Extracted records:
....
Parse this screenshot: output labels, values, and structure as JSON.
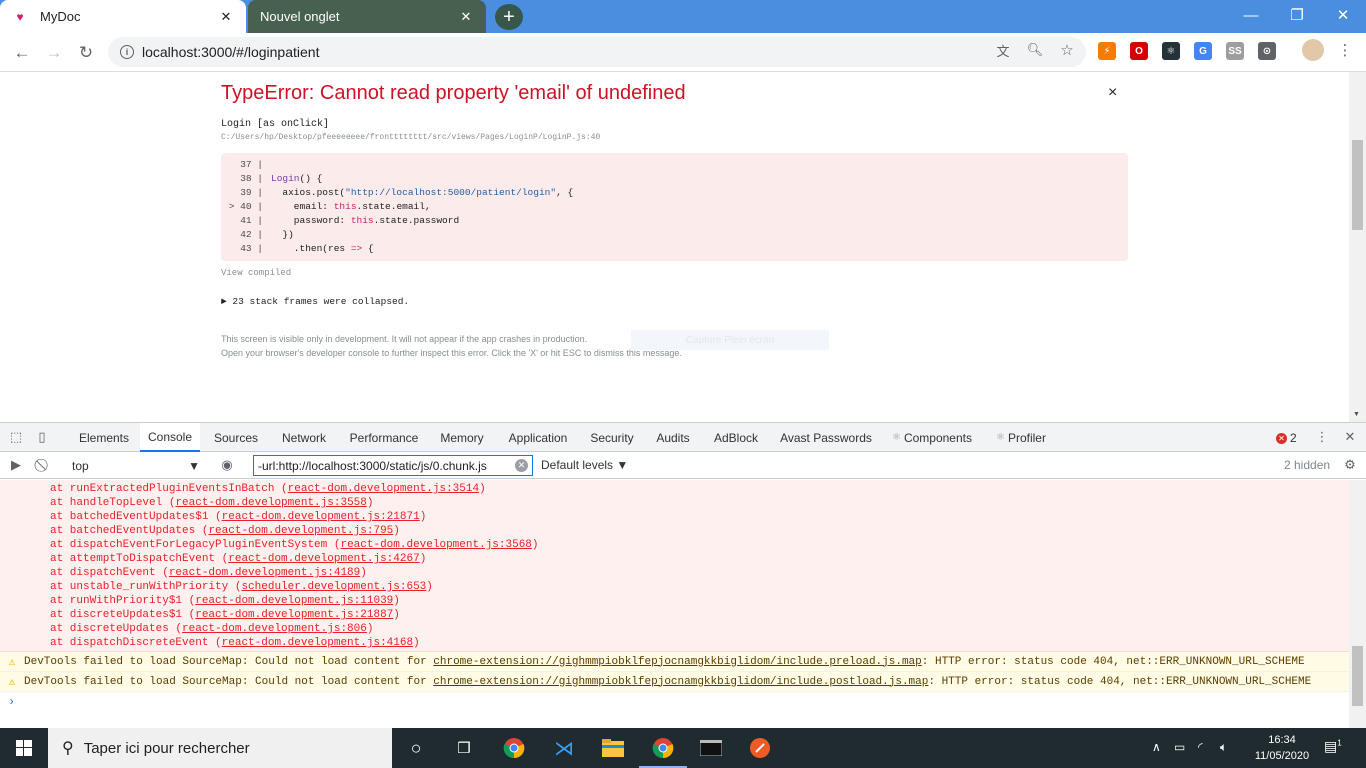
{
  "browser": {
    "tabs": [
      {
        "title": "MyDoc",
        "active": true
      },
      {
        "title": "Nouvel onglet",
        "active": false
      }
    ],
    "new_tab_label": "+",
    "url": "localhost:3000/#/loginpatient",
    "window_buttons": {
      "minimize": "—",
      "restore": "❐",
      "close": "✕"
    },
    "extensions": [
      {
        "name": "ext-fire-icon",
        "color": "#f57c00",
        "glyph": "⚡"
      },
      {
        "name": "ext-opera-icon",
        "color": "#d50000",
        "glyph": "O"
      },
      {
        "name": "ext-react-icon",
        "color": "#263238",
        "glyph": "⚛"
      },
      {
        "name": "ext-translate-icon",
        "color": "#4285f4",
        "glyph": "G"
      },
      {
        "name": "ext-ss-icon",
        "color": "#9e9e9e",
        "glyph": "SS"
      },
      {
        "name": "ext-circle-icon",
        "color": "#5f6368",
        "glyph": "⊙"
      }
    ]
  },
  "error_overlay": {
    "title": "TypeError: Cannot read property 'email' of undefined",
    "close": "×",
    "function": "Login [as onClick]",
    "path": "C:/Users/hp/Desktop/pfeeeeeeee/frontttttttt/src/views/Pages/LoginP/LoginP.js:40",
    "code_lines": [
      {
        "gutter": "37 |",
        "parts": [
          {
            "t": "",
            "c": ""
          }
        ]
      },
      {
        "gutter": "38 |",
        "parts": [
          {
            "t": "Login",
            "c": "mg"
          },
          {
            "t": "() {",
            "c": ""
          }
        ]
      },
      {
        "gutter": "39 |",
        "parts": [
          {
            "t": "  axios.post(",
            "c": ""
          },
          {
            "t": "\"http://localhost:5000/patient/login\"",
            "c": "str"
          },
          {
            "t": ", {",
            "c": ""
          }
        ]
      },
      {
        "gutter": "> 40 |",
        "parts": [
          {
            "t": "    email: ",
            "c": ""
          },
          {
            "t": "this",
            "c": "kw"
          },
          {
            "t": ".state.email,",
            "c": ""
          }
        ]
      },
      {
        "gutter": "41 |",
        "parts": [
          {
            "t": "    password: ",
            "c": ""
          },
          {
            "t": "this",
            "c": "kw"
          },
          {
            "t": ".state.password",
            "c": ""
          }
        ]
      },
      {
        "gutter": "42 |",
        "parts": [
          {
            "t": "  })",
            "c": ""
          }
        ]
      },
      {
        "gutter": "43 |",
        "parts": [
          {
            "t": "    .then(res ",
            "c": ""
          },
          {
            "t": "=>",
            "c": "kw"
          },
          {
            "t": " {",
            "c": ""
          }
        ]
      }
    ],
    "view_compiled": "View compiled",
    "collapsed": "► 23 stack frames were collapsed.",
    "note_line1": "This screen is visible only in development. It will not appear if the app crashes in production.",
    "note_line2": "Open your browser's developer console to further inspect this error.  Click the 'X' or hit ESC to dismiss this message.",
    "capture_label": "Capture Plein écran"
  },
  "devtools": {
    "tabs": [
      "Elements",
      "Console",
      "Sources",
      "Network",
      "Performance",
      "Memory",
      "Application",
      "Security",
      "Audits",
      "AdBlock",
      "Avast Passwords",
      "Components",
      "Profiler"
    ],
    "selected_tab": "Console",
    "error_count": "2",
    "context": "top",
    "filter_value": "-url:http://localhost:3000/static/js/0.chunk.js",
    "levels": "Default levels ▼",
    "hidden": "2 hidden",
    "stack": [
      {
        "fn": "at runExtractedPluginEventsInBatch ",
        "loc": "react-dom.development.js:3514"
      },
      {
        "fn": "at handleTopLevel ",
        "loc": "react-dom.development.js:3558"
      },
      {
        "fn": "at batchedEventUpdates$1 ",
        "loc": "react-dom.development.js:21871"
      },
      {
        "fn": "at batchedEventUpdates ",
        "loc": "react-dom.development.js:795"
      },
      {
        "fn": "at dispatchEventForLegacyPluginEventSystem ",
        "loc": "react-dom.development.js:3568"
      },
      {
        "fn": "at attemptToDispatchEvent ",
        "loc": "react-dom.development.js:4267"
      },
      {
        "fn": "at dispatchEvent ",
        "loc": "react-dom.development.js:4189"
      },
      {
        "fn": "at unstable_runWithPriority ",
        "loc": "scheduler.development.js:653"
      },
      {
        "fn": "at runWithPriority$1 ",
        "loc": "react-dom.development.js:11039"
      },
      {
        "fn": "at discreteUpdates$1 ",
        "loc": "react-dom.development.js:21887"
      },
      {
        "fn": "at discreteUpdates ",
        "loc": "react-dom.development.js:806"
      },
      {
        "fn": "at dispatchDiscreteEvent ",
        "loc": "react-dom.development.js:4168"
      }
    ],
    "warnings": [
      {
        "pre": "DevTools failed to load SourceMap: Could not load content for ",
        "link": "chrome-extension://gighmmpiobklfepjocnamgkkbiglidom/include.preload.js.map",
        "post": ": HTTP error: status code 404, net::ERR_UNKNOWN_URL_SCHEME"
      },
      {
        "pre": "DevTools failed to load SourceMap: Could not load content for ",
        "link": "chrome-extension://gighmmpiobklfepjocnamgkkbiglidom/include.postload.js.map",
        "post": ": HTTP error: status code 404, net::ERR_UNKNOWN_URL_SCHEME"
      }
    ],
    "prompt": "›"
  },
  "taskbar": {
    "search_placeholder": "Taper ici pour rechercher",
    "time": "16:34",
    "date": "11/05/2020",
    "notification_count": "1"
  }
}
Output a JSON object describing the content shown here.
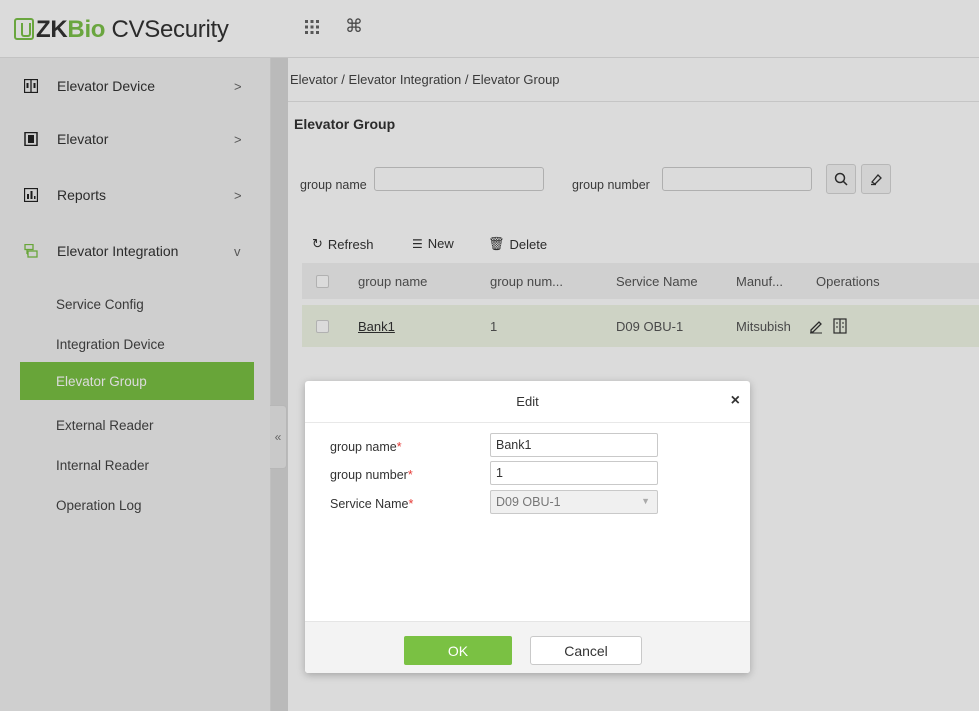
{
  "app": {
    "logo_prefix": "ZK",
    "logo_bio": "Bio",
    "logo_suffix": " CVSecurity",
    "top_icons": [
      "grid-icon",
      "command-icon"
    ]
  },
  "sidebar": {
    "menu": [
      {
        "label": "Elevator Device",
        "icon": "elevator-device-icon",
        "arrow": ">"
      },
      {
        "label": "Elevator",
        "icon": "elevator-icon",
        "arrow": ">"
      },
      {
        "label": "Reports",
        "icon": "reports-icon",
        "arrow": ">"
      },
      {
        "label": "Elevator Integration",
        "icon": "integration-icon",
        "arrow": "v"
      }
    ],
    "submenu": [
      {
        "label": "Service Config"
      },
      {
        "label": "Integration Device"
      },
      {
        "label": "Elevator Group",
        "active": true
      },
      {
        "label": "External Reader"
      },
      {
        "label": "Internal Reader"
      },
      {
        "label": "Operation Log"
      }
    ],
    "collapse_glyph": "«"
  },
  "main": {
    "breadcrumb": "Elevator / Elevator Integration / Elevator Group",
    "title": "Elevator Group",
    "filters": {
      "group_name_label": "group name",
      "group_number_label": "group number",
      "group_name_value": "",
      "group_number_value": ""
    },
    "toolbar": {
      "refresh": "Refresh",
      "new": "New",
      "delete": "Delete"
    },
    "table": {
      "columns": [
        "group name",
        "group num...",
        "Service Name",
        "Manuf...",
        "Operations"
      ],
      "rows": [
        {
          "group_name": "Bank1",
          "group_number": "1",
          "service_name": "D09 OBU-1",
          "manufacturer": "Mitsubish"
        }
      ]
    }
  },
  "modal": {
    "title": "Edit",
    "close": "×",
    "fields": {
      "group_name_label": "group name",
      "group_name_value": "Bank1",
      "group_number_label": "group number",
      "group_number_value": "1",
      "service_name_label": "Service Name",
      "service_name_value": "D09 OBU-1"
    },
    "required_mark": "*",
    "ok": "OK",
    "cancel": "Cancel"
  },
  "colors": {
    "accent": "#7ac143",
    "required": "#e53935"
  }
}
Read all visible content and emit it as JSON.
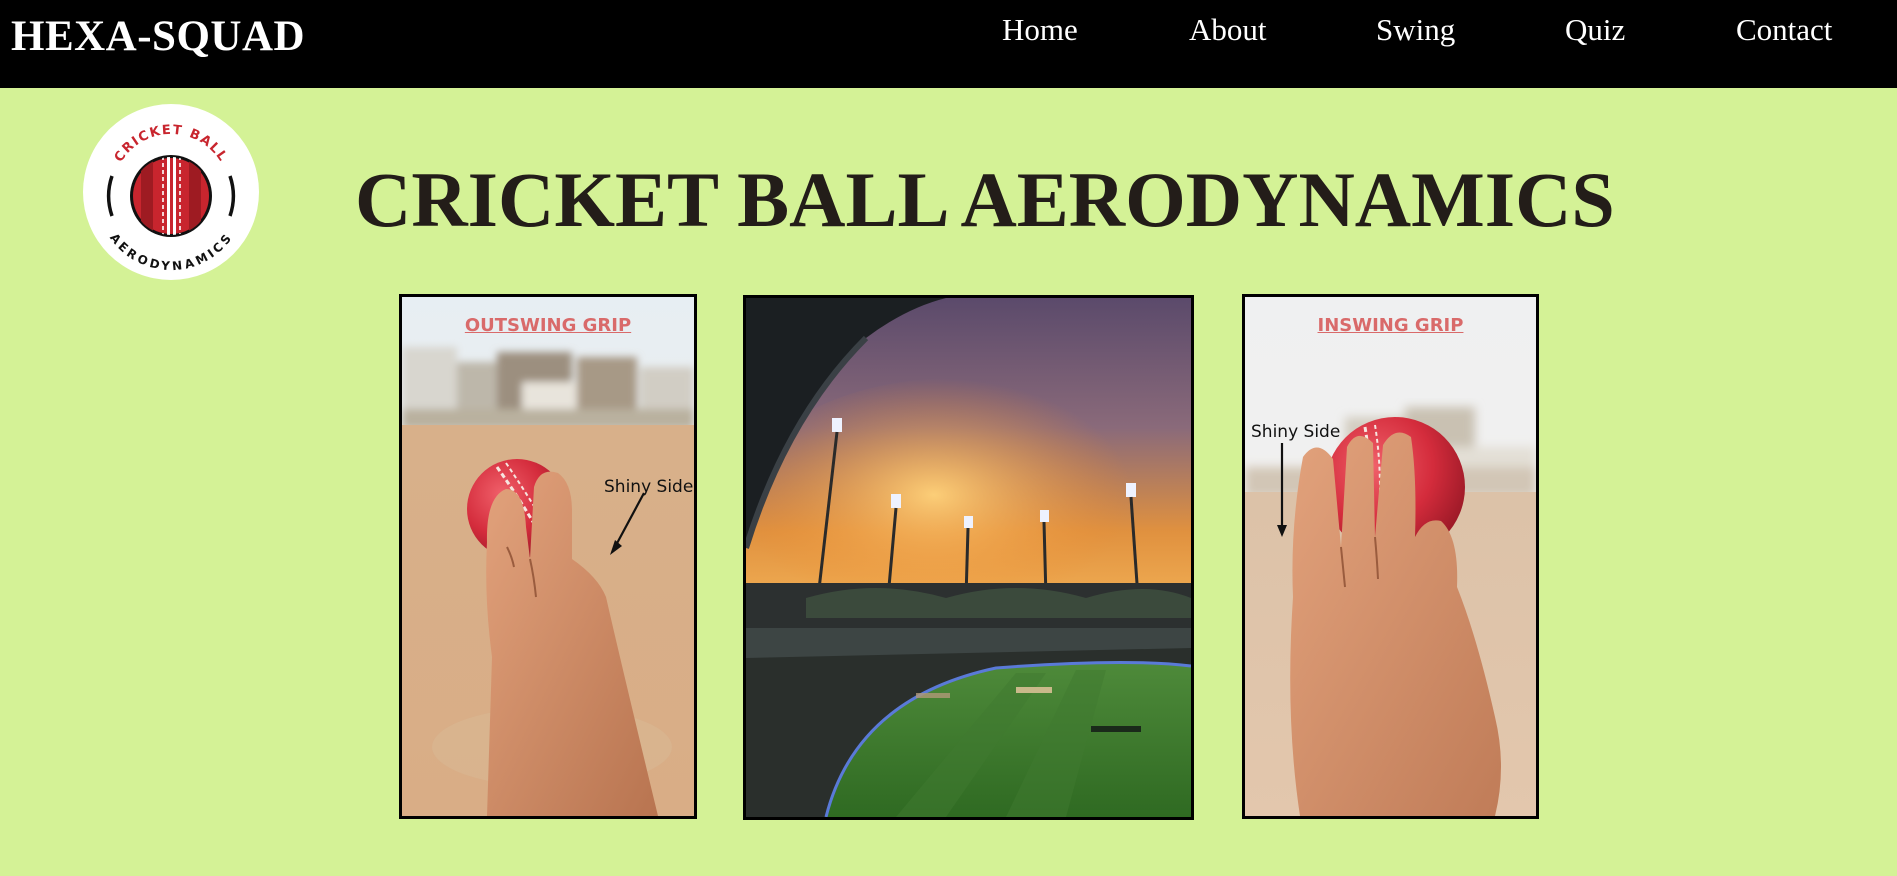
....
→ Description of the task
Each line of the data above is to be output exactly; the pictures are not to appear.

→ Reply to the task
Parse this screenshot: output labels, values, and structure as JSON.
{
  "browser": {
    "tabs": [
      {
        "title": "MyDoc",
        "active": true
      },
      {
        "title": "Nouvel onglet",
        "active": false
      }
    ],
    "new_tab_label": "+",
    "url": "localhost:3000/#/loginpatient",
    "window_buttons": {
      "minimize": "—",
      "restore": "❐",
      "close": "✕"
    },
    "extensions": [
      {
        "name": "ext-fire-icon",
        "color": "#f57c00",
        "glyph": "⚡"
      },
      {
        "name": "ext-opera-icon",
        "color": "#d50000",
        "glyph": "O"
      },
      {
        "name": "ext-react-icon",
        "color": "#263238",
        "glyph": "⚛"
      },
      {
        "name": "ext-translate-icon",
        "color": "#4285f4",
        "glyph": "G"
      },
      {
        "name": "ext-ss-icon",
        "color": "#9e9e9e",
        "glyph": "SS"
      },
      {
        "name": "ext-circle-icon",
        "color": "#5f6368",
        "glyph": "⊙"
      }
    ]
  },
  "error_overlay": {
    "title": "TypeError: Cannot read property 'email' of undefined",
    "close": "×",
    "function": "Login [as onClick]",
    "path": "C:/Users/hp/Desktop/pfeeeeeeee/frontttttttt/src/views/Pages/LoginP/LoginP.js:40",
    "code_lines": [
      {
        "gutter": "37 |",
        "parts": [
          {
            "t": "",
            "c": ""
          }
        ]
      },
      {
        "gutter": "38 |",
        "parts": [
          {
            "t": "Login",
            "c": "mg"
          },
          {
            "t": "() {",
            "c": ""
          }
        ]
      },
      {
        "gutter": "39 |",
        "parts": [
          {
            "t": "  axios.post(",
            "c": ""
          },
          {
            "t": "\"http://localhost:5000/patient/login\"",
            "c": "str"
          },
          {
            "t": ", {",
            "c": ""
          }
        ]
      },
      {
        "gutter": "> 40 |",
        "parts": [
          {
            "t": "    email: ",
            "c": ""
          },
          {
            "t": "this",
            "c": "kw"
          },
          {
            "t": ".state.email,",
            "c": ""
          }
        ]
      },
      {
        "gutter": "41 |",
        "parts": [
          {
            "t": "    password: ",
            "c": ""
          },
          {
            "t": "this",
            "c": "kw"
          },
          {
            "t": ".state.password",
            "c": ""
          }
        ]
      },
      {
        "gutter": "42 |",
        "parts": [
          {
            "t": "  })",
            "c": ""
          }
        ]
      },
      {
        "gutter": "43 |",
        "parts": [
          {
            "t": "    .then(res ",
            "c": ""
          },
          {
            "t": "=>",
            "c": "kw"
          },
          {
            "t": " {",
            "c": ""
          }
        ]
      }
    ],
    "view_compiled": "View compiled",
    "collapsed": "► 23 stack frames were collapsed.",
    "note_line1": "This screen is visible only in development. It will not appear if the app crashes in production.",
    "note_line2": "Open your browser's developer console to further inspect this error.  Click the 'X' or hit ESC to dismiss this message.",
    "capture_label": "Capture Plein écran"
  },
  "devtools": {
    "tabs": [
      "Elements",
      "Console",
      "Sources",
      "Network",
      "Performance",
      "Memory",
      "Application",
      "Security",
      "Audits",
      "AdBlock",
      "Avast Passwords",
      "Components",
      "Profiler"
    ],
    "selected_tab": "Console",
    "error_count": "2",
    "context": "top",
    "filter_value": "-url:http://localhost:3000/static/js/0.chunk.js",
    "levels": "Default levels ▼",
    "hidden": "2 hidden",
    "stack": [
      {
        "fn": "at runExtractedPluginEventsInBatch ",
        "loc": "react-dom.development.js:3514"
      },
      {
        "fn": "at handleTopLevel ",
        "loc": "react-dom.development.js:3558"
      },
      {
        "fn": "at batchedEventUpdates$1 ",
        "loc": "react-dom.development.js:21871"
      },
      {
        "fn": "at batchedEventUpdates ",
        "loc": "react-dom.development.js:795"
      },
      {
        "fn": "at dispatchEventForLegacyPluginEventSystem ",
        "loc": "react-dom.development.js:3568"
      },
      {
        "fn": "at attemptToDispatchEvent ",
        "loc": "react-dom.development.js:4267"
      },
      {
        "fn": "at dispatchEvent ",
        "loc": "react-dom.development.js:4189"
      },
      {
        "fn": "at unstable_runWithPriority ",
        "loc": "scheduler.development.js:653"
      },
      {
        "fn": "at runWithPriority$1 ",
        "loc": "react-dom.development.js:11039"
      },
      {
        "fn": "at discreteUpdates$1 ",
        "loc": "react-dom.development.js:21887"
      },
      {
        "fn": "at discreteUpdates ",
        "loc": "react-dom.development.js:806"
      },
      {
        "fn": "at dispatchDiscreteEvent ",
        "loc": "react-dom.development.js:4168"
      }
    ],
    "warnings": [
      {
        "pre": "DevTools failed to load SourceMap: Could not load content for ",
        "link": "chrome-extension://gighmmpiobklfepjocnamgkkbiglidom/include.preload.js.map",
        "post": ": HTTP error: status code 404, net::ERR_UNKNOWN_URL_SCHEME"
      },
      {
        "pre": "DevTools failed to load SourceMap: Could not load content for ",
        "link": "chrome-extension://gighmmpiobklfepjocnamgkkbiglidom/include.postload.js.map",
        "post": ": HTTP error: status code 404, net::ERR_UNKNOWN_URL_SCHEME"
      }
    ],
    "prompt": "›"
  },
  "taskbar": {
    "search_placeholder": "Taper ici pour rechercher",
    "time": "16:34",
    "date": "11/05/2020",
    "notification_count": "1"
  }
}
Output a JSON object describing the content shown here.
{
  "app": {
    "logo_prefix": "ZK",
    "logo_bio": "Bio",
    "logo_suffix": " CVSecurity",
    "top_icons": [
      "grid-icon",
      "command-icon"
    ]
  },
  "sidebar": {
    "menu": [
      {
        "label": "Elevator Device",
        "icon": "elevator-device-icon",
        "arrow": ">"
      },
      {
        "label": "Elevator",
        "icon": "elevator-icon",
        "arrow": ">"
      },
      {
        "label": "Reports",
        "icon": "reports-icon",
        "arrow": ">"
      },
      {
        "label": "Elevator Integration",
        "icon": "integration-icon",
        "arrow": "v"
      }
    ],
    "submenu": [
      {
        "label": "Service Config"
      },
      {
        "label": "Integration Device"
      },
      {
        "label": "Elevator Group",
        "active": true
      },
      {
        "label": "External Reader"
      },
      {
        "label": "Internal Reader"
      },
      {
        "label": "Operation Log"
      }
    ],
    "collapse_glyph": "«"
  },
  "main": {
    "breadcrumb": "Elevator / Elevator Integration / Elevator Group",
    "title": "Elevator Group",
    "filters": {
      "group_name_label": "group name",
      "group_number_label": "group number",
      "group_name_value": "",
      "group_number_value": ""
    },
    "toolbar": {
      "refresh": "Refresh",
      "new": "New",
      "delete": "Delete"
    },
    "table": {
      "columns": [
        "group name",
        "group num...",
        "Service Name",
        "Manuf...",
        "Operations"
      ],
      "rows": [
        {
          "group_name": "Bank1",
          "group_number": "1",
          "service_name": "D09 OBU-1",
          "manufacturer": "Mitsubish"
        }
      ]
    }
  },
  "modal": {
    "title": "Edit",
    "close": "×",
    "fields": {
      "group_name_label": "group name",
      "group_name_value": "Bank1",
      "group_number_label": "group number",
      "group_number_value": "1",
      "service_name_label": "Service Name",
      "service_name_value": "D09 OBU-1"
    },
    "required_mark": "*",
    "ok": "OK",
    "cancel": "Cancel"
  },
  "colors": {
    "accent": "#7ac143",
    "required": "#e53935"
  }
}
Read all visible content and emit it as JSON.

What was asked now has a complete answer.